Update 4 – June 2019
Some wonderful news happened a few weeks after the cruel restaurant chef shouted at Dep and threw her out of his kitchen because of her injuries. Phuoc, her knight in shining armor, secured her a place at Maisen Hospitality Training Center in Saigon, where they house and train poor teens from around Vietnam to become skilled in the culinary arts, as well as to speak fluent English. It’s a very highly regarded 3-year program. Some graduates will work at the highly rated Maisen Bistro, while others will go on to other restaurants and hotels.
She is doing very well at Maisen, and all it took was people to care and be kind to her so she could gain confidence and begin to re-blossom. Evidently she is having a profound positive effect on the rest of the kids in the school, and has become a favorite. You can see the shining spirit inside Diep come out in the following short videos, which is very heartwarming to see. They had this writer in tears. Please watch. And when you are finished, please give something to her medical fund. Every little bit helps, and she is deeply grateful for each and every donation. And if you have been very successful in life and would like to speed of the process with a big gift, please feel free! This is one cause where you can see the positive results and share in Dep’s recovery directly.
Update 5, January 2020
We are very happy to report that our dear young girl, Miss Dep, continues to make wonderful advancements both in mind and spirit.
For those of you who have scrolled down and missed the above, Dep was brutally attacked with acid in 2017 while riding on the back of a motorbike in Can Tho area of southern Vietnam. The attack destroyed the left side of her head and face and burned much of her little body. Her attackers were jailed, but will never pay for any of medical treatments.
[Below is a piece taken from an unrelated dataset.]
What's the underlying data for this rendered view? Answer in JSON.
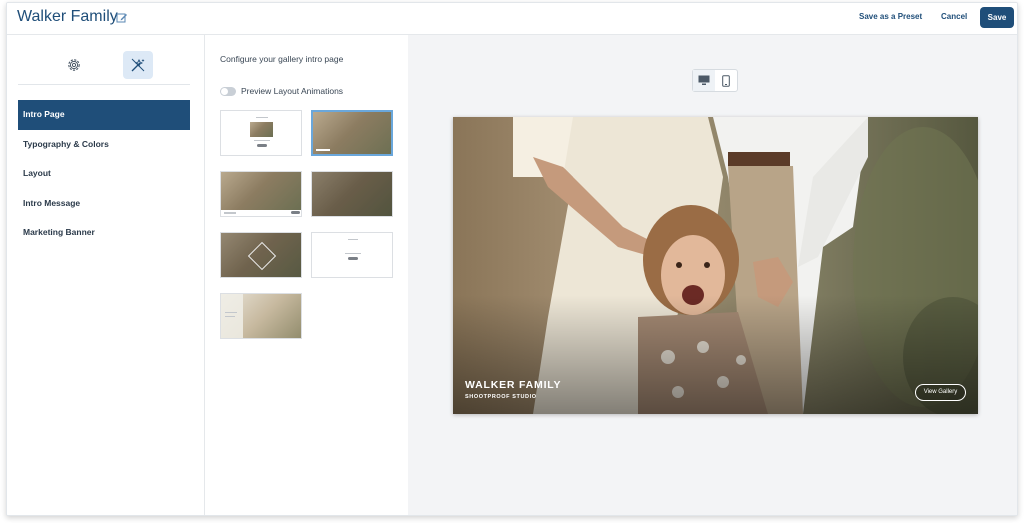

With the dear help of Luminous photographer and humanitarian Nguyen Vu Phouc, Dep has come a very long way. Most importantly, from suicidal to confident, funny, and with a renewed zest for life, despite her terrible injuries. A grand testament to the human spirit.
Dep’s second eye surgery was primarily a cornea transplant, following up on the extremely delicate work to remove melted skin that was covering it. This first part was thought impossible by most, but thanks to the brilliant work by Dr.’s Dai, Thao, and Chau at Vinmec Hospital in Hanoi, it became a reality. The cornea transplant was successful and now after more than two years, she can see from her left eye!
Big warm thanks are due all who have donated to Dep’s medical care, including the Thien Tam Fund, V-G, Luminous Journeys’ Photo Tours and it’s most special clients and friends, photographers from around the world, anonymous people on Go Fund Me, and of course, Nguyen Vu Phuoc.
We would like to thank the An Re Mai Sen organization and many friends for their great help and support in providing vocational training for our future chef, as well as housing.
In Vietnam and most anywhere if we are being honest, it is extremely difficult for persons who have been horribly maimed to gain acceptance into their larger local community. While Dep is beloved and accepted in the cocoon of the Mai Sen community that knows her, it is still an emotional challenge out in public. People can be so cruel, as we all know. So Diep, as we all would, is desirous of any medical procedures that can help restore her appearance as much as possible.
Every donation, however small, receives a heartfelt prayer of gratitude from Dep.